Records for processing:

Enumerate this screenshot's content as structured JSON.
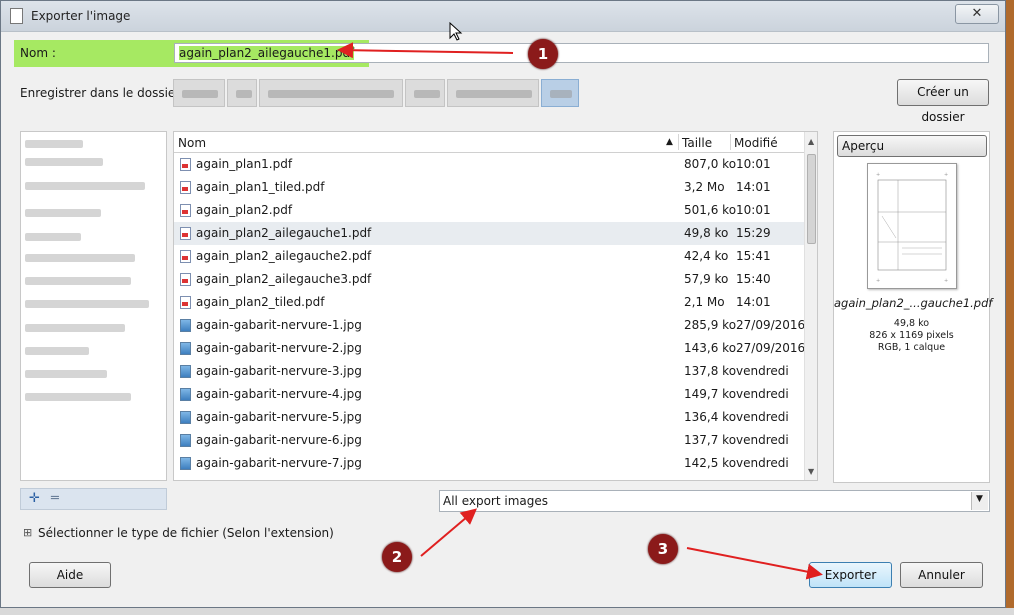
{
  "dialog": {
    "title": "Exporter l'image",
    "close_glyph": "✕"
  },
  "name_row": {
    "label": "Nom :",
    "value": "again_plan2_ailegauche1.pdf"
  },
  "folder_row": {
    "label": "Enregistrer dans le dossier :",
    "create_folder_label": "Créer un dossier"
  },
  "file_list": {
    "headers": {
      "name": "Nom",
      "size": "Taille",
      "modified": "Modifié"
    },
    "rows": [
      {
        "name": "again_plan1.pdf",
        "size": "807,0 ko",
        "modified": "10:01",
        "type": "pdf"
      },
      {
        "name": "again_plan1_tiled.pdf",
        "size": "3,2 Mo",
        "modified": "14:01",
        "type": "pdf"
      },
      {
        "name": "again_plan2.pdf",
        "size": "501,6 ko",
        "modified": "10:01",
        "type": "pdf"
      },
      {
        "name": "again_plan2_ailegauche1.pdf",
        "size": "49,8 ko",
        "modified": "15:29",
        "type": "pdf"
      },
      {
        "name": "again_plan2_ailegauche2.pdf",
        "size": "42,4 ko",
        "modified": "15:41",
        "type": "pdf"
      },
      {
        "name": "again_plan2_ailegauche3.pdf",
        "size": "57,9 ko",
        "modified": "15:40",
        "type": "pdf"
      },
      {
        "name": "again_plan2_tiled.pdf",
        "size": "2,1 Mo",
        "modified": "14:01",
        "type": "pdf"
      },
      {
        "name": "again-gabarit-nervure-1.jpg",
        "size": "285,9 ko",
        "modified": "27/09/2016",
        "type": "jpg"
      },
      {
        "name": "again-gabarit-nervure-2.jpg",
        "size": "143,6 ko",
        "modified": "27/09/2016",
        "type": "jpg"
      },
      {
        "name": "again-gabarit-nervure-3.jpg",
        "size": "137,8 ko",
        "modified": "vendredi",
        "type": "jpg"
      },
      {
        "name": "again-gabarit-nervure-4.jpg",
        "size": "149,7 ko",
        "modified": "vendredi",
        "type": "jpg"
      },
      {
        "name": "again-gabarit-nervure-5.jpg",
        "size": "136,4 ko",
        "modified": "vendredi",
        "type": "jpg"
      },
      {
        "name": "again-gabarit-nervure-6.jpg",
        "size": "137,7 ko",
        "modified": "vendredi",
        "type": "jpg"
      },
      {
        "name": "again-gabarit-nervure-7.jpg",
        "size": "142,5 ko",
        "modified": "vendredi",
        "type": "jpg"
      }
    ]
  },
  "preview": {
    "title": "Aperçu",
    "filename": "again_plan2_...gauche1.pdf",
    "size": "49,8 ko",
    "dimensions": "826 x 1169 pixels",
    "mode": "RGB, 1 calque"
  },
  "filter": {
    "selected": "All export images"
  },
  "filetype_toggle": {
    "label": "Sélectionner le type de fichier (Selon l'extension)",
    "glyph": "⊞"
  },
  "buttons": {
    "help": "Aide",
    "export": "Exporter",
    "cancel": "Annuler"
  },
  "annotations": [
    "1",
    "2",
    "3"
  ],
  "colors": {
    "highlight": "#a6e962",
    "arrow": "#e02020",
    "badge": "#8b1a1a"
  }
}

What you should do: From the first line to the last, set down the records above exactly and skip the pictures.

Solution to this problem:
Enumerate this screenshot's content as structured JSON.
{
  "dialog": {
    "title": "Exporter l'image",
    "close_glyph": "✕"
  },
  "name_row": {
    "label": "Nom :",
    "value": "again_plan2_ailegauche1.pdf"
  },
  "folder_row": {
    "label": "Enregistrer dans le dossier :",
    "create_folder_label": "Créer un dossier"
  },
  "file_list": {
    "headers": {
      "name": "Nom",
      "size": "Taille",
      "modified": "Modifié"
    },
    "rows": [
      {
        "name": "again_plan1.pdf",
        "size": "807,0 ko",
        "modified": "10:01",
        "type": "pdf"
      },
      {
        "name": "again_plan1_tiled.pdf",
        "size": "3,2 Mo",
        "modified": "14:01",
        "type": "pdf"
      },
      {
        "name": "again_plan2.pdf",
        "size": "501,6 ko",
        "modified": "10:01",
        "type": "pdf"
      },
      {
        "name": "again_plan2_ailegauche1.pdf",
        "size": "49,8 ko",
        "modified": "15:29",
        "type": "pdf"
      },
      {
        "name": "again_plan2_ailegauche2.pdf",
        "size": "42,4 ko",
        "modified": "15:41",
        "type": "pdf"
      },
      {
        "name": "again_plan2_ailegauche3.pdf",
        "size": "57,9 ko",
        "modified": "15:40",
        "type": "pdf"
      },
      {
        "name": "again_plan2_tiled.pdf",
        "size": "2,1 Mo",
        "modified": "14:01",
        "type": "pdf"
      },
      {
        "name": "again-gabarit-nervure-1.jpg",
        "size": "285,9 ko",
        "modified": "27/09/2016",
        "type": "jpg"
      },
      {
        "name": "again-gabarit-nervure-2.jpg",
        "size": "143,6 ko",
        "modified": "27/09/2016",
        "type": "jpg"
      },
      {
        "name": "again-gabarit-nervure-3.jpg",
        "size": "137,8 ko",
        "modified": "vendredi",
        "type": "jpg"
      },
      {
        "name": "again-gabarit-nervure-4.jpg",
        "size": "149,7 ko",
        "modified": "vendredi",
        "type": "jpg"
      },
      {
        "name": "again-gabarit-nervure-5.jpg",
        "size": "136,4 ko",
        "modified": "vendredi",
        "type": "jpg"
      },
      {
        "name": "again-gabarit-nervure-6.jpg",
        "size": "137,7 ko",
        "modified": "vendredi",
        "type": "jpg"
      },
      {
        "name": "again-gabarit-nervure-7.jpg",
        "size": "142,5 ko",
        "modified": "vendredi",
        "type": "jpg"
      }
    ]
  },
  "preview": {
    "title": "Aperçu",
    "filename": "again_plan2_...gauche1.pdf",
    "size": "49,8 ko",
    "dimensions": "826 x 1169 pixels",
    "mode": "RGB, 1 calque"
  },
  "filter": {
    "selected": "All export images"
  },
  "filetype_toggle": {
    "label": "Sélectionner le type de fichier (Selon l'extension)",
    "glyph": "⊞"
  },
  "buttons": {
    "help": "Aide",
    "export": "Exporter",
    "cancel": "Annuler"
  },
  "annotations": [
    "1",
    "2",
    "3"
  ],
  "colors": {
    "highlight": "#a6e962",
    "arrow": "#e02020",
    "badge": "#8b1a1a"
  }
}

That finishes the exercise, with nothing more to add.